He opened a school in the suburbs of Alexandria, and some of the most distinguished grammarians and poets were his pupils, among them Apollonius of Rhodes He was subsequently appointed by Ptolemy Philadelphus chief librarian of the Alexandrian library, which office he held till his death (about 240). His Pinakes (tablets), in 120 books, a critical and chronologically arranged catalogue of the library, laid the foundation of a history of Greek literature.
According to Suidas, he wrote about 800 works, in verse and prose; of these only six hymns, sixty-four epigrams and some fragments are extant; a considerable fragment of the Hecale, an idyllic epic, has also been discovered in the Rainer papyri.
His Coma Berenices is only known from the celebrated imitation of Catullus. His Aitia (causes) was a collection of elegiac poems in four books, dealing with the foundation of cities, religious ceremonies and other customs. According to Quintilian (Inst it. x. 1. 58) he was the chief of the elegiac poets; his elegies were highly esteemed by the Romans, and imitated by Ovid, Catullus and especially Propertius. The extant hymns are extremely learned, and written in a laboured and artificial style. The epigrams, some of the best specimens of their kind, have been incorporated in the Greek Anthology.
Art and learning are his chief characteristics, unrelieved by any real poetic genius; in the words of Ovid (Amores, i. 15)--"Quamvis ingenio non valet, arte valet.", epigrams and fragments (the last collected, by Bentley) by JA Ernesti (1761), and O Schneider (1870--1873) (with elaborate indices and excursuses); hymns and epigrams, by A Meineke (1861), and U Wilamowitz-Möllendorff (1897).

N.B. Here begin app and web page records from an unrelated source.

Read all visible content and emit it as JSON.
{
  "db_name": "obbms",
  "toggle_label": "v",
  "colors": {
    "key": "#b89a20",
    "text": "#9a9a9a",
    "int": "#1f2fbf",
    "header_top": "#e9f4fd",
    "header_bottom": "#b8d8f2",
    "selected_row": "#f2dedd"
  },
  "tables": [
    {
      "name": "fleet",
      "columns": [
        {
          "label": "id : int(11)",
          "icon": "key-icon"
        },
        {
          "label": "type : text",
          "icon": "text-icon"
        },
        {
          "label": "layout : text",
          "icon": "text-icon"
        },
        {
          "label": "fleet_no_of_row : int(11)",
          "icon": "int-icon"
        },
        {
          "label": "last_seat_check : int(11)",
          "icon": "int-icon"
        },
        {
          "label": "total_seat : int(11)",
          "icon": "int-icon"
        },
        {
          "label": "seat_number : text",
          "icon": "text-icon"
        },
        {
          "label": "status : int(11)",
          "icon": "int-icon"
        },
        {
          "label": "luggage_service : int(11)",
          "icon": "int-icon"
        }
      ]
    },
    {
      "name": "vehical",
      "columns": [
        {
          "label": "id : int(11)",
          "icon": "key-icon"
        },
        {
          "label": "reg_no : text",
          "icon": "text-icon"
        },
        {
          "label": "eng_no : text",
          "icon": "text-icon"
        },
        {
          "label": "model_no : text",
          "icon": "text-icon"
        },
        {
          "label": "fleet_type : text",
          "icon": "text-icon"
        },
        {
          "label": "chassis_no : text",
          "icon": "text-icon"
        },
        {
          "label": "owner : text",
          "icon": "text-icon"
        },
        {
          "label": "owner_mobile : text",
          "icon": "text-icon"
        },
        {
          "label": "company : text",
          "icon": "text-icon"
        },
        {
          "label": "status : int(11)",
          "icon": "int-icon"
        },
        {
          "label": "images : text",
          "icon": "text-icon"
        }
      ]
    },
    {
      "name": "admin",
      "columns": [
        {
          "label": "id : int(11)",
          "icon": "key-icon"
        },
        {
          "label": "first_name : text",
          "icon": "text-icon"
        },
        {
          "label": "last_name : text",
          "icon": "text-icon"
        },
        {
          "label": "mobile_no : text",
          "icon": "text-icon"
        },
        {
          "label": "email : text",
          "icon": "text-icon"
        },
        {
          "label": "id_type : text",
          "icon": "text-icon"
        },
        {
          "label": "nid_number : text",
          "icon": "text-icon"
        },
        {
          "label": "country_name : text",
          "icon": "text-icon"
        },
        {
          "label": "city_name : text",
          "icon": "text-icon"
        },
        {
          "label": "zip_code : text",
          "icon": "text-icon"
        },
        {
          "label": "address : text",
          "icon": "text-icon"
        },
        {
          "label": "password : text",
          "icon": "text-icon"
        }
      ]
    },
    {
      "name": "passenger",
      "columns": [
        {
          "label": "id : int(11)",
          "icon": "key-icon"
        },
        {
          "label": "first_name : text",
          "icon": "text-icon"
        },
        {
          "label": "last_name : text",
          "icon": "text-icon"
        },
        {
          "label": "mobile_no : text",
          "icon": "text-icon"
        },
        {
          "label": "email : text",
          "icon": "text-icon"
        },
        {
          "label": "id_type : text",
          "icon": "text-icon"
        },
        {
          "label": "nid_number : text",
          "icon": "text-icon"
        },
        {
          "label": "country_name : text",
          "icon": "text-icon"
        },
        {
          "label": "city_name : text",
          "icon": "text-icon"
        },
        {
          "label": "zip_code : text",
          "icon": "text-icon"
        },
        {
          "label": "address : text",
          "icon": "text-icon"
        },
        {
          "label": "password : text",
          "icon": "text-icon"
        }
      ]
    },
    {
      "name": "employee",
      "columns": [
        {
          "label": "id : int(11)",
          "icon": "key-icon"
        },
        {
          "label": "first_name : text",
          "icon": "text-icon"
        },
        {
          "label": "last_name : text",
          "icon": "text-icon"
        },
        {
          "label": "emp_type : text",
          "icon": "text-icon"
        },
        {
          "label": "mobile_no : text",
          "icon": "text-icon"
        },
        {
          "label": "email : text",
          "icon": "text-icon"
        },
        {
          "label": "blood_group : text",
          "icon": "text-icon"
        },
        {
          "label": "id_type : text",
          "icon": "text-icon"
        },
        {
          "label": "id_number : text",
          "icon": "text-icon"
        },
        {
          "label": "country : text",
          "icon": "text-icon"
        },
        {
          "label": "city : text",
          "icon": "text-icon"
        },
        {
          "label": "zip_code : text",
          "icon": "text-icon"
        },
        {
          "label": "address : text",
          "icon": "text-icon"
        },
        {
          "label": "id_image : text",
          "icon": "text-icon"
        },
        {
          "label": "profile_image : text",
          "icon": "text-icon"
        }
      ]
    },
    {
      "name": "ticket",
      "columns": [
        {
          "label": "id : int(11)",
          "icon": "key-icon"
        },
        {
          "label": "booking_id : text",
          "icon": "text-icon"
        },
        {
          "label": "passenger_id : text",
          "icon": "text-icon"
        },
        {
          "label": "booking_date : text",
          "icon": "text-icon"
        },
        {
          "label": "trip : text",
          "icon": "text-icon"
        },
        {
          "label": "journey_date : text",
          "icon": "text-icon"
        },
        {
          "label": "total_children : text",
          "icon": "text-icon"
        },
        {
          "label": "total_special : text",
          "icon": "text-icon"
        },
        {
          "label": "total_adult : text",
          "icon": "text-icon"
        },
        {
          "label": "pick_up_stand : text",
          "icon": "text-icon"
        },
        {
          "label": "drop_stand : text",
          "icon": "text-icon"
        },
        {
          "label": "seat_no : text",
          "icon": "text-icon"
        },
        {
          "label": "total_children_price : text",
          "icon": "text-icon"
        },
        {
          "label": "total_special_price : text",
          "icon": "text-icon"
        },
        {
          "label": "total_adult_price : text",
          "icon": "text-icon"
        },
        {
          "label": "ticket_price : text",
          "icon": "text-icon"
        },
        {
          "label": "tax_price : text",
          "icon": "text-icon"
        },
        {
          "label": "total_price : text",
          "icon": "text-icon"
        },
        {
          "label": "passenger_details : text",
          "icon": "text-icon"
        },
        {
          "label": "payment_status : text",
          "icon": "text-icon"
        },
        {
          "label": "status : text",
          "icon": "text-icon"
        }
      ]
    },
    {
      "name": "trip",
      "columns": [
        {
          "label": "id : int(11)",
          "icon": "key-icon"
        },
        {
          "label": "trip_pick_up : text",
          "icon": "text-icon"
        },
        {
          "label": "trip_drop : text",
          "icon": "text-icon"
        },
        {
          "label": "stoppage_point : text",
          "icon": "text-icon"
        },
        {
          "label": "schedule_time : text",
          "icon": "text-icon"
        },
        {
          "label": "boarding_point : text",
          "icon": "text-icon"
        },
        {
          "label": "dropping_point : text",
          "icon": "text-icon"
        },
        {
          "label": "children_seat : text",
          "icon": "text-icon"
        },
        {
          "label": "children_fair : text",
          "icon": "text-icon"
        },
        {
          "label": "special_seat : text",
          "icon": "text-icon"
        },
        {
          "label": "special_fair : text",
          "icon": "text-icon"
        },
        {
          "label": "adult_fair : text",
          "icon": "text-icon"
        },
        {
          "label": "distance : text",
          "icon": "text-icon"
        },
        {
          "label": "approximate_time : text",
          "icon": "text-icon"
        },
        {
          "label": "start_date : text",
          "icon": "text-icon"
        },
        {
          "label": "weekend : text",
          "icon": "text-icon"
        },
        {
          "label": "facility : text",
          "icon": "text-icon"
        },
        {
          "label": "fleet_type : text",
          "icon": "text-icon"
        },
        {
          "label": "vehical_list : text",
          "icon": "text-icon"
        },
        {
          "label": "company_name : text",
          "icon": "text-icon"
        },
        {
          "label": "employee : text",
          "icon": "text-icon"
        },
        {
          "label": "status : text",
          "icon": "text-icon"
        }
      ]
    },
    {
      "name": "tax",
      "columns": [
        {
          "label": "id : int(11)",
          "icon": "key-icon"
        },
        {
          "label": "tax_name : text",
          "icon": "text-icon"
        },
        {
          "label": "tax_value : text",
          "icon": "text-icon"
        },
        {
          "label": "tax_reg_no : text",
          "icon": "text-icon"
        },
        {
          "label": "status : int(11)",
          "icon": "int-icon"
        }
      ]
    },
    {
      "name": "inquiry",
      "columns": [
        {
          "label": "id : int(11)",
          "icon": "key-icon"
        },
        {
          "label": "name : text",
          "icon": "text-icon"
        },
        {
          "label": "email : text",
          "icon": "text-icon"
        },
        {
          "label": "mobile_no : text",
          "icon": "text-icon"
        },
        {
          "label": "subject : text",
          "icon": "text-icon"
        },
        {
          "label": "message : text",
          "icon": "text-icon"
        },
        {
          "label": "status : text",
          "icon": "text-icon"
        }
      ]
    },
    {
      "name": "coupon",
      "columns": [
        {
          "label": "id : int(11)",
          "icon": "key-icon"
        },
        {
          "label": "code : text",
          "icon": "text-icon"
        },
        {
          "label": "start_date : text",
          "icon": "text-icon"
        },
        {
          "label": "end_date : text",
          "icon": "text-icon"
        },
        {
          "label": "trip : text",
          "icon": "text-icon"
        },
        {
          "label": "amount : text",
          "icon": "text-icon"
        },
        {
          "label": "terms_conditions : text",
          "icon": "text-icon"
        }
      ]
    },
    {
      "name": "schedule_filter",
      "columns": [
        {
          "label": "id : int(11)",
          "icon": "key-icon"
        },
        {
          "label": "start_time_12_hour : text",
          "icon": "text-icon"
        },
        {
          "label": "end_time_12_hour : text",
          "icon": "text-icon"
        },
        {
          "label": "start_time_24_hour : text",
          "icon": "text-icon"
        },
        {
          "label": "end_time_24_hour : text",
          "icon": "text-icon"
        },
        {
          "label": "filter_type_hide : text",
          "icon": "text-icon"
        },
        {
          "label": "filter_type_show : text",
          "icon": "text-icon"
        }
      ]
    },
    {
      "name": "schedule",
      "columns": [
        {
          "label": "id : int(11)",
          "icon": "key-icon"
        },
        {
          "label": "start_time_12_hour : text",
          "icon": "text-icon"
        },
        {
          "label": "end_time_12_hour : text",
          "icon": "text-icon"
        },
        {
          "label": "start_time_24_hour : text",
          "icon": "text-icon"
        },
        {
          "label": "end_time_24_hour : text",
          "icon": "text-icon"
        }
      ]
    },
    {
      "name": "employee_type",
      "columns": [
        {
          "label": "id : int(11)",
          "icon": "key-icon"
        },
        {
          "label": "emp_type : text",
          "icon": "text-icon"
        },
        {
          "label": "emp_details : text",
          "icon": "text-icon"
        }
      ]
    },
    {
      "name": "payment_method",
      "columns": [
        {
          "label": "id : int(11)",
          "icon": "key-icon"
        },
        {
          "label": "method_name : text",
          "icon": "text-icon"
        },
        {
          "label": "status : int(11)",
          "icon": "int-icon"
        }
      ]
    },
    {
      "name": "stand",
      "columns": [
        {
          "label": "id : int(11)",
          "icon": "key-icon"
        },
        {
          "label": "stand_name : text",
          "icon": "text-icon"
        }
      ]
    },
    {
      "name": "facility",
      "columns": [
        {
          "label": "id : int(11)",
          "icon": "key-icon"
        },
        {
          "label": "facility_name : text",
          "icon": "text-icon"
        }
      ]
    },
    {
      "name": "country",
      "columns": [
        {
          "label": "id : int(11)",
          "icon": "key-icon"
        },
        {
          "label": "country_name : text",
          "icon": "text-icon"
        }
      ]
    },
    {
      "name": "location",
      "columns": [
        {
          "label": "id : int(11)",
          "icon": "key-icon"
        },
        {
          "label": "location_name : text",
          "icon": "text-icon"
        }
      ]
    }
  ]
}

This is a different Callimachus than the Polemarch who was at the Battle of Marathon.
This entry was originally from the 1911 Encyclopedia Britannica.